Thursday, November 5, 2009

Catechesis on the Mass when kids don't go to Mass..

I am an occasional substitute catechist at my parish - and last night I found myself facing 20 or so Hispanic American teens in their second year of Confirmation preparation for a lesson on the Eucharist. I knew I was in for it, when, while setting up the opening prayer, to the Saints, I asked how many of them had been to Mass last weekend and experienced the celebration of All Saints Day - and only 2 of them had done that.

How irrelevant is it to talk to youth about Eucharist as the source of all that we are and the most important thing we do at church, when they don't go? It's hard to refer to words said at Mass when they don't hear them, or to describe actions they never see. Yes, these are kids who can't drive themselves to Mass yet - and the issue is with their parents...

I know in this case that they come from working class families who mostly struggle - some with multiple jobs or parents working two shifts... and these parents make the commitment of time and money to send them to religious education.  Obviously they want their children to have the sacraments. But, how to reach the parents? How do you catechize them in an occasional "mandatory" parent meeting? I'm not the DRE, so I don't know what she has in mind, but I am guessing she has been trying. It's a challenging cultural reality.

Last night I did my best to reach them. I hope I planted a seed or two.


  1. Joyce,

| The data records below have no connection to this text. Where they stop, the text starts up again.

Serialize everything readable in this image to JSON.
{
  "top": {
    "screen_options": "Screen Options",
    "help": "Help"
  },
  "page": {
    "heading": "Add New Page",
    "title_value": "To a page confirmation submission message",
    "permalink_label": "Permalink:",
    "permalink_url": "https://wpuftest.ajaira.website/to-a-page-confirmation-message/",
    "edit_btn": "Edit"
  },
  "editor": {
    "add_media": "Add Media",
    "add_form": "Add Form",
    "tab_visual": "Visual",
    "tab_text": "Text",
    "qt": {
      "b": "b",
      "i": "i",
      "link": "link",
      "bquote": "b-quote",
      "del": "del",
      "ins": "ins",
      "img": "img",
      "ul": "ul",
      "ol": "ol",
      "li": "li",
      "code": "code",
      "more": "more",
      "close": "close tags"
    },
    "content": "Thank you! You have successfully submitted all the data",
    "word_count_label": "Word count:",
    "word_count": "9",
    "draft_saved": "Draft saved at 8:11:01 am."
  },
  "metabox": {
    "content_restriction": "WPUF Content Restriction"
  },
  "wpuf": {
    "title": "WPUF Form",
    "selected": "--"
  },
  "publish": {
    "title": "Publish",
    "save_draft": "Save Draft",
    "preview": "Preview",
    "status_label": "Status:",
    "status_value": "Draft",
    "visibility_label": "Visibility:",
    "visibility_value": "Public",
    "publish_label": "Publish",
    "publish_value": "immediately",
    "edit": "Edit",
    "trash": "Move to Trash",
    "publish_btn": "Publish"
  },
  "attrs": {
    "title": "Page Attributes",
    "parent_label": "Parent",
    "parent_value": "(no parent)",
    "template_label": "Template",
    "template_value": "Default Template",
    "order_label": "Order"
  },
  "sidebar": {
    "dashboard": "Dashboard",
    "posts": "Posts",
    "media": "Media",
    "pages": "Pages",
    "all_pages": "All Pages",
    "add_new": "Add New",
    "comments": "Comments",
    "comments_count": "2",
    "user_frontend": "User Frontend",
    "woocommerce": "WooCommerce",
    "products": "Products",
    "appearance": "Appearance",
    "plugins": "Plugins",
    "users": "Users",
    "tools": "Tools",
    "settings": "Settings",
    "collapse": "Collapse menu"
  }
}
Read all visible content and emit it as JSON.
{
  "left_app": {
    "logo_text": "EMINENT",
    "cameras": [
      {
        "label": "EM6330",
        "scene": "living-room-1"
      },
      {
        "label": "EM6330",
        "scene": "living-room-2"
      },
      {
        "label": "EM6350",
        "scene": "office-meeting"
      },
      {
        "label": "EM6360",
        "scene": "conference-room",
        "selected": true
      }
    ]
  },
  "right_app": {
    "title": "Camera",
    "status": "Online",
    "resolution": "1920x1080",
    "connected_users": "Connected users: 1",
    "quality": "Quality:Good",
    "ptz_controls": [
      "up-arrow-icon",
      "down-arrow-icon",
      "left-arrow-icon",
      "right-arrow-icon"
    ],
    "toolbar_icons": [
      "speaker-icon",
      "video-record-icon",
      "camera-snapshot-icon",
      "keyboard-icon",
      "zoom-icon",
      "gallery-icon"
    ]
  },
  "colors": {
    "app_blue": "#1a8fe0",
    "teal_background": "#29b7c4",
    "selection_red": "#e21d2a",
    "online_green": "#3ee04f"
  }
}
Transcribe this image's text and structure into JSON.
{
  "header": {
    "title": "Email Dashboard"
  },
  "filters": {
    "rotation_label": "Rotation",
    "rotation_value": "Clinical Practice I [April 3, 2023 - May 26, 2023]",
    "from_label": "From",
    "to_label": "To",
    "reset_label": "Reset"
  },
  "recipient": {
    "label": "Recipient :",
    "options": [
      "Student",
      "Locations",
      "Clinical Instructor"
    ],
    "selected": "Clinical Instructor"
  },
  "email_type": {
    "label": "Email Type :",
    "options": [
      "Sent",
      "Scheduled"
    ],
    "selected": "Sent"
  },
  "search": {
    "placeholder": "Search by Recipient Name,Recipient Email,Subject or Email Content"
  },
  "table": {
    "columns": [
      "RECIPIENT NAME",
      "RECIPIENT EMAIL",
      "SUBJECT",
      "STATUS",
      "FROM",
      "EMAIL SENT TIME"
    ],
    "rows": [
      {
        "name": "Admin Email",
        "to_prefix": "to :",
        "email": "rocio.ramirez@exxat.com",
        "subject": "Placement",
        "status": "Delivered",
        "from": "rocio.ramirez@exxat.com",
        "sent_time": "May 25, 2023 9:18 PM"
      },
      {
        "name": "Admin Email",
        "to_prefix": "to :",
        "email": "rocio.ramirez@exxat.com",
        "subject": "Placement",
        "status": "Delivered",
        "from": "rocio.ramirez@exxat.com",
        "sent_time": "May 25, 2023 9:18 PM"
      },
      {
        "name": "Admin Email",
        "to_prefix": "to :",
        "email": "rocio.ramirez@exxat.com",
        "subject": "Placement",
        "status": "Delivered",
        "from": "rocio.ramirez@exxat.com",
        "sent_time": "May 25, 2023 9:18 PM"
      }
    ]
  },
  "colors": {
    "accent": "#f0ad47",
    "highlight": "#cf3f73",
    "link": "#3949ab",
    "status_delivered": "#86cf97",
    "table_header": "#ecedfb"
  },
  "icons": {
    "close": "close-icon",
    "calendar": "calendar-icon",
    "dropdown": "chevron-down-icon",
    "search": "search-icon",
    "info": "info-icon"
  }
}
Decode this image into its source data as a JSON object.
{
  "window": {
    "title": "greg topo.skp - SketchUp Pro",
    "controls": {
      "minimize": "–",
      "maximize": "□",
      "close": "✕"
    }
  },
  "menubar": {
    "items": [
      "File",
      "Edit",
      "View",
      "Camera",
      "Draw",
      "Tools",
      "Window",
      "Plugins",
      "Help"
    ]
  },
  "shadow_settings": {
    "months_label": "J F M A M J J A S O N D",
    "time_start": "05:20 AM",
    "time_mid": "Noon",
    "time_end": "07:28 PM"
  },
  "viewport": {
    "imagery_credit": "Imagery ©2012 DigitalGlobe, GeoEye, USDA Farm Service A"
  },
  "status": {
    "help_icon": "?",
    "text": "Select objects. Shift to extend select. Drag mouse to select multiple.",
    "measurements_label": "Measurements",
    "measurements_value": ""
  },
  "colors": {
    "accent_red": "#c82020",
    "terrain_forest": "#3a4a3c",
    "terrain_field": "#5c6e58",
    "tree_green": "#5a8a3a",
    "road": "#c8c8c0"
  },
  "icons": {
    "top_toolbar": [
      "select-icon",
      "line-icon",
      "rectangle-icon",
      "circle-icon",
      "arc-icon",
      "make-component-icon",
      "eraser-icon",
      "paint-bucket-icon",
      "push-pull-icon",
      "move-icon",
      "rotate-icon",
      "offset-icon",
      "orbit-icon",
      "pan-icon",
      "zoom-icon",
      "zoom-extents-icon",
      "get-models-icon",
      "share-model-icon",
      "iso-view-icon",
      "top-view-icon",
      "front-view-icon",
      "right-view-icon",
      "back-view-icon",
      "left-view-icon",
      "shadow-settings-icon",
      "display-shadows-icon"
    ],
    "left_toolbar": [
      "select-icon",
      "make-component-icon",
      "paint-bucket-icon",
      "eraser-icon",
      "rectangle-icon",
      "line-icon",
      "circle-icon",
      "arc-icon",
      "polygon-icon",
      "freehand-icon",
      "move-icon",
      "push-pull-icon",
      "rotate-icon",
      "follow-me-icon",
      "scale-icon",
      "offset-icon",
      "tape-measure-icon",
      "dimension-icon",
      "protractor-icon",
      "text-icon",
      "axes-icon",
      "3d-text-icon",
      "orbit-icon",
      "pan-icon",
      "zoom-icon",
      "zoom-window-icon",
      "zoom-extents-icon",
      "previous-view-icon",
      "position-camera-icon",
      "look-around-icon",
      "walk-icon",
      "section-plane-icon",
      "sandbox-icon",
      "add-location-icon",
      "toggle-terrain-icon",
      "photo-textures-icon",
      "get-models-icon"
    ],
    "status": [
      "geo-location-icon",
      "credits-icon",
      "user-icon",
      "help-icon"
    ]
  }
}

    You did the best you can do and you point out excatly the issue: catechizing parents. For whatever reason, catechists (and teachers) have a tendecy to focus on the kids and avoid confrontation with the parents (and I am guilty of this too). My experience with "mandatory" parent meetings is that unless you have a quality program to present to them, they are likely to be upset or at the least not motivated to attend. On the other hand if it is optional, then busy schedules make it easy to avoid. My suggestion: emails, phonecalls, updates, newsletters and whatever it takes to get parents to engage with their children on the topics that are being discussed in catechesis.

    Thanks for your work in this blog - I love liturgical catechesis.

  2. You are welcome, Jared. At our parish, because of the economic and cultural issues in an immigrant community, there are a few differences. Most of these parents do not yet function by email - some do not even own computers. Most will usually show up for the meetings but they just smile and nod in agreement, but do what they normally do when they go home. I think we need to do some real engagement - but we are still working out how this works best. Our DRE is pretty bi-cultural, but there are still issues.

  3. This sounds like a wonderful opportunity. I am guessing your parish holds a lot of community events to build relationships in addition to those meetings? People like to go to Mass to be with people they enjoy.